Report, as a single figure, how many lines in the records below include "text".

[Given entries — start]

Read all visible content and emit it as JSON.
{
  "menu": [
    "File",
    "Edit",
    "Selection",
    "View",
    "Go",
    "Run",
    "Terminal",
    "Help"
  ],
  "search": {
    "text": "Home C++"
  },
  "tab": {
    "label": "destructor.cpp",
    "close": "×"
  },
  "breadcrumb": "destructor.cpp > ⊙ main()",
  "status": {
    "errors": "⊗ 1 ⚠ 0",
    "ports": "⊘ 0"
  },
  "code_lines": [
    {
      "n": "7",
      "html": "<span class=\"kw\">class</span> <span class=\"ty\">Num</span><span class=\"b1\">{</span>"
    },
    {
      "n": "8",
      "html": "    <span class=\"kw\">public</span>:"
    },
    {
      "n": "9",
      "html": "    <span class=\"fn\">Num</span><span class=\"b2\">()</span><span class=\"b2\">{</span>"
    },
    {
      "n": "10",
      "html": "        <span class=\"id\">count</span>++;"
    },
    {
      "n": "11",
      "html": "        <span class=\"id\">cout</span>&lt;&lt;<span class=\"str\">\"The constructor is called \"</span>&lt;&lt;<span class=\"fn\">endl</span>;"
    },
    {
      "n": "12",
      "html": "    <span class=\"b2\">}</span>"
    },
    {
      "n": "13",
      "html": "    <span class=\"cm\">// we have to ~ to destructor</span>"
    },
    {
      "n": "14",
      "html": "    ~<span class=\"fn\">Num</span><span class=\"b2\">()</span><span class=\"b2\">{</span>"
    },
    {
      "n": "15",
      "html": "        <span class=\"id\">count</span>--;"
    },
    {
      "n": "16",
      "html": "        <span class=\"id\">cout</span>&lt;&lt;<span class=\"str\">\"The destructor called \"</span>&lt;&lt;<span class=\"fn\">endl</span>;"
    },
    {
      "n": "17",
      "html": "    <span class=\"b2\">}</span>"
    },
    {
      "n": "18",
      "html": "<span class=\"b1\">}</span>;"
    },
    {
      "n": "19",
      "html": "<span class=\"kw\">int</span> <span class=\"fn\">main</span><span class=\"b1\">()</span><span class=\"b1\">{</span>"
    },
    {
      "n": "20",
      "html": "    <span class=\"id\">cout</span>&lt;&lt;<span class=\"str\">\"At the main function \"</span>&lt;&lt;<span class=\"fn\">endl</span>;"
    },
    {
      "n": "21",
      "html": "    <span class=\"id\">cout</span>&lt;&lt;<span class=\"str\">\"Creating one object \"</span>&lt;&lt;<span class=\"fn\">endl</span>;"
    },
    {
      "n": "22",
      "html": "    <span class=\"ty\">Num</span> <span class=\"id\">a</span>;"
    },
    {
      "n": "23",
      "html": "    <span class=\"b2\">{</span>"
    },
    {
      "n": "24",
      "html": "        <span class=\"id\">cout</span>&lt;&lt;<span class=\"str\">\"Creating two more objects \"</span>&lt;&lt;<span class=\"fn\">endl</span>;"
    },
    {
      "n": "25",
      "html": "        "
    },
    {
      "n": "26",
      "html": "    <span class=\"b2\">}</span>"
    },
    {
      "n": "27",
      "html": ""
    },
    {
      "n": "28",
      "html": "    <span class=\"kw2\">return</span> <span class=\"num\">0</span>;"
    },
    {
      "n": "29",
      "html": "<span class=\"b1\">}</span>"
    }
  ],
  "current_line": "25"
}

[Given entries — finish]
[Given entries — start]

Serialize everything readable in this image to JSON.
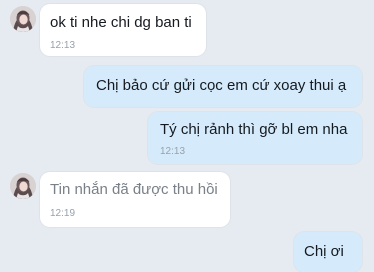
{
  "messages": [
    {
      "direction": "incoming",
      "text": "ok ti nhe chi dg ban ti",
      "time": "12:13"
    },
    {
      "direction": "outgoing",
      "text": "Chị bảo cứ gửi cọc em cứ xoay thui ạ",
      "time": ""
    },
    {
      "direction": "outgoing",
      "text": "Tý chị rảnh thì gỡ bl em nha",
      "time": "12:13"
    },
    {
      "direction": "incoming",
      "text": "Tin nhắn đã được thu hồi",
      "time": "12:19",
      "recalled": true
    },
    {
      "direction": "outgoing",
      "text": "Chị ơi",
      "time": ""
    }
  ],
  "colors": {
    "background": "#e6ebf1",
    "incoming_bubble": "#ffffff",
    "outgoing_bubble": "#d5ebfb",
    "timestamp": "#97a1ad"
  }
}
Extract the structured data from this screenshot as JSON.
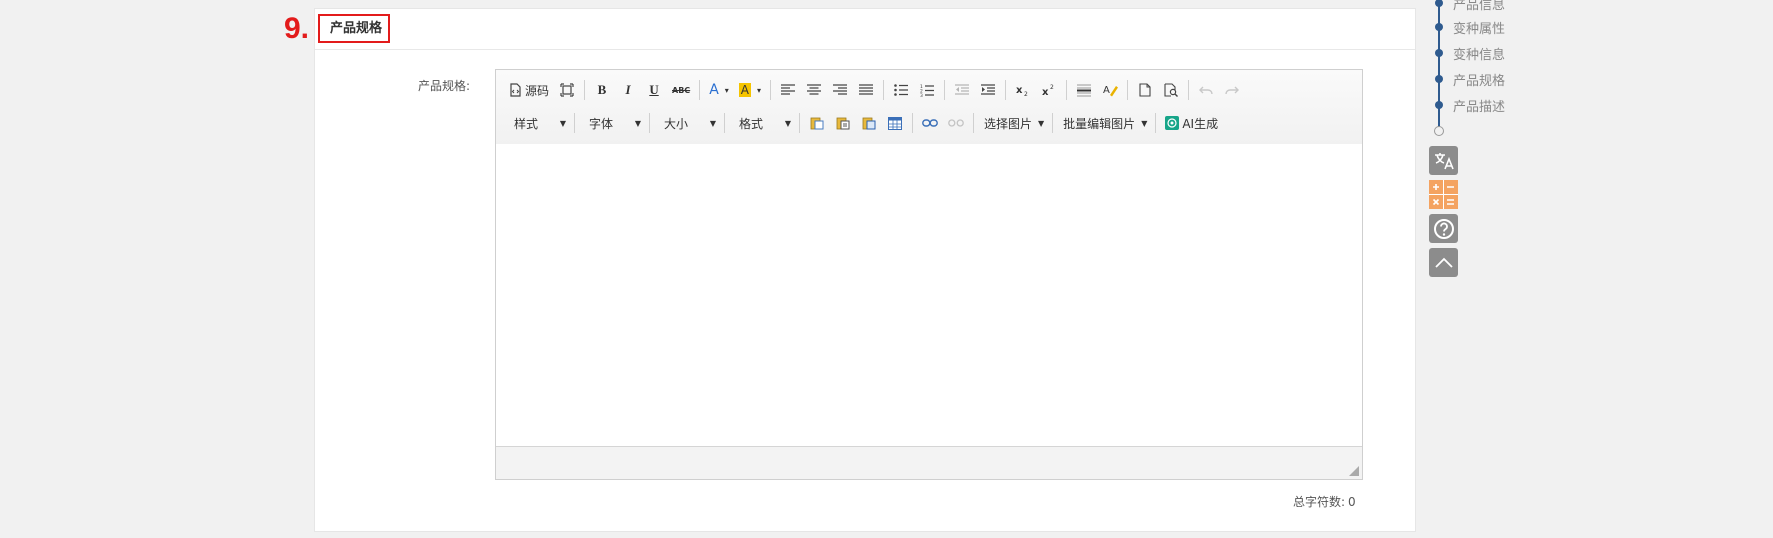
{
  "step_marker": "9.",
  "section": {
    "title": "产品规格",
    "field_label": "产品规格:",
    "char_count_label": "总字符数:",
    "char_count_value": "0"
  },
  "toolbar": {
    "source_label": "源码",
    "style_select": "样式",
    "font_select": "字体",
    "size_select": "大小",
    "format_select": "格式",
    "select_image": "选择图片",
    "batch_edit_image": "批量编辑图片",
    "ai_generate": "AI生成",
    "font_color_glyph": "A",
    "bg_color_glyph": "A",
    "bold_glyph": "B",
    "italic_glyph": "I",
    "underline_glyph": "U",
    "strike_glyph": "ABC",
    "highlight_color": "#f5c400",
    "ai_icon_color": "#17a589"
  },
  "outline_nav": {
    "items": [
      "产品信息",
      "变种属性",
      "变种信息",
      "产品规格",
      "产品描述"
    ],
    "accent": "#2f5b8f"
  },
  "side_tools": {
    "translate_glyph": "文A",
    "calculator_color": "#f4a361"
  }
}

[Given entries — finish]

**Solved exercise:**
6